◆ **Material provided**:
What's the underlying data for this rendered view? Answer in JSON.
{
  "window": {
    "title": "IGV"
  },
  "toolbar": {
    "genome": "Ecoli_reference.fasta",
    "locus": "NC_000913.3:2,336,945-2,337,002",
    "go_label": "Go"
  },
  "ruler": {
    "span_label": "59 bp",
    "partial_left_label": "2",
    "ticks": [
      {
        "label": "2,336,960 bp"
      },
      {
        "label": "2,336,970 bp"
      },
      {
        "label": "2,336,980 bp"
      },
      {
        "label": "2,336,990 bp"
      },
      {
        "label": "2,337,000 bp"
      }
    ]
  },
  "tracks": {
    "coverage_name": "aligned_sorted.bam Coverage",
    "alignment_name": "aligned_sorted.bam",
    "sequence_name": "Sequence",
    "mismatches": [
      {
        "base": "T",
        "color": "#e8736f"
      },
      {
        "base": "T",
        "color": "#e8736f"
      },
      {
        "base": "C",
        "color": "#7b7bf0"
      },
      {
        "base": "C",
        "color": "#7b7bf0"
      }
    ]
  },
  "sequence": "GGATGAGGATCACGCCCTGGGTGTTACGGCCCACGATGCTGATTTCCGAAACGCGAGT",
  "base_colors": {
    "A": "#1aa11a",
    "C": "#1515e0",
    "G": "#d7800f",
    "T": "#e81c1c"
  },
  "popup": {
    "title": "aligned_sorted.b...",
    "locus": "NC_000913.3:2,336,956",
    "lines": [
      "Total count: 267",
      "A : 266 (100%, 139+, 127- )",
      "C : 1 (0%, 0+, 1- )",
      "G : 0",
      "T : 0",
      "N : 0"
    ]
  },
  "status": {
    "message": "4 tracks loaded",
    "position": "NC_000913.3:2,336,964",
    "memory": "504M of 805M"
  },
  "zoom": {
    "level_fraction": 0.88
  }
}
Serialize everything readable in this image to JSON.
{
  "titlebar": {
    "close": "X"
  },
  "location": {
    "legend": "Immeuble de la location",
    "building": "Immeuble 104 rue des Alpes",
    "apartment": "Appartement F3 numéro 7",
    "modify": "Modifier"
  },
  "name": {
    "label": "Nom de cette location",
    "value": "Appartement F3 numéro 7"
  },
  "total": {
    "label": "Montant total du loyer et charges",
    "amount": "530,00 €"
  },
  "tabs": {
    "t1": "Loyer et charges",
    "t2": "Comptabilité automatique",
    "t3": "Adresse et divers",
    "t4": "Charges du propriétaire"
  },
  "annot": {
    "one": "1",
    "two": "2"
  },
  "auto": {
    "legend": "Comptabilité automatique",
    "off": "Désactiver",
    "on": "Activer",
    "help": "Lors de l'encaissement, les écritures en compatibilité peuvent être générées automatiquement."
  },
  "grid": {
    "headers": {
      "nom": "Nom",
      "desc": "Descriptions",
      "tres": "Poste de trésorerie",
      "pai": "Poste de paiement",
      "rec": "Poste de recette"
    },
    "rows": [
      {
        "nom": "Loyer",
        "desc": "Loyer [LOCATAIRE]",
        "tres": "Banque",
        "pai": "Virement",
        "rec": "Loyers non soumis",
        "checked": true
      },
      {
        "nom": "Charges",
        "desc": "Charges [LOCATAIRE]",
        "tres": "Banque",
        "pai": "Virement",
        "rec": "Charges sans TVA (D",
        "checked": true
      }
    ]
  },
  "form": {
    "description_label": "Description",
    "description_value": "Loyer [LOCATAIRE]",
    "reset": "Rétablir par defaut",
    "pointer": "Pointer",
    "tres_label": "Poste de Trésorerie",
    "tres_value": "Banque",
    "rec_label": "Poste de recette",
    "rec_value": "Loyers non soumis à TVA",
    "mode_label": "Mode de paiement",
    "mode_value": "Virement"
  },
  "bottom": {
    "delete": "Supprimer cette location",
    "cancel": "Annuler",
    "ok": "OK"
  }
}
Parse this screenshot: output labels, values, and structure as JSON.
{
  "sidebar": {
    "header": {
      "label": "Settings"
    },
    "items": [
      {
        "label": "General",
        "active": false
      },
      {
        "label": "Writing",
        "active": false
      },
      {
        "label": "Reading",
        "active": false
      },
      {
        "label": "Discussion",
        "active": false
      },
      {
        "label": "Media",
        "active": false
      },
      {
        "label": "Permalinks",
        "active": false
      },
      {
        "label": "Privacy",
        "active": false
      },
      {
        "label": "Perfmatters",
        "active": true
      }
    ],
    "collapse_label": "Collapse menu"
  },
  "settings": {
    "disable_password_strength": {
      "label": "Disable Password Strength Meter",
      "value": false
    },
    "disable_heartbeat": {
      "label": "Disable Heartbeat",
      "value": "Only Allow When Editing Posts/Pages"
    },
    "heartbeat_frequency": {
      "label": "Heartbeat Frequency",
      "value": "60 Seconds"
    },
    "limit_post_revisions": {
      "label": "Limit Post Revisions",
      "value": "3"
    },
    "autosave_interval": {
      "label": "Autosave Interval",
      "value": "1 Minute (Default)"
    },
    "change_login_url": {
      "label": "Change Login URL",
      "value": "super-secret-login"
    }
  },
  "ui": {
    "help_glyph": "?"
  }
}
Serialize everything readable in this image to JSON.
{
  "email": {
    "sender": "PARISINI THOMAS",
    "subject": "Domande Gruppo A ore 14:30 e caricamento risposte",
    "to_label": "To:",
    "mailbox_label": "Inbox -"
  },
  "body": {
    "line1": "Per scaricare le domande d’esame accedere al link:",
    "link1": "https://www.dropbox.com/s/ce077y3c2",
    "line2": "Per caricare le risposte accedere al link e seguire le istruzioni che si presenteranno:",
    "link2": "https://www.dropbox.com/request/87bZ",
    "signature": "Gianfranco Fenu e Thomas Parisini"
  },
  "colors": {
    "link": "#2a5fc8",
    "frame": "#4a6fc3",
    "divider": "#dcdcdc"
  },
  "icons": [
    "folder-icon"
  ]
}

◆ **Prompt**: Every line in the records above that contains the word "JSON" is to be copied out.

◆ **Your solution**:
What's the underlying data for this rendered view? Answer in JSON.
Serialize everything readable in this image to JSON.
Parse this screenshot: output labels, values, and structure as JSON.
Serialize everything readable in this image to JSON.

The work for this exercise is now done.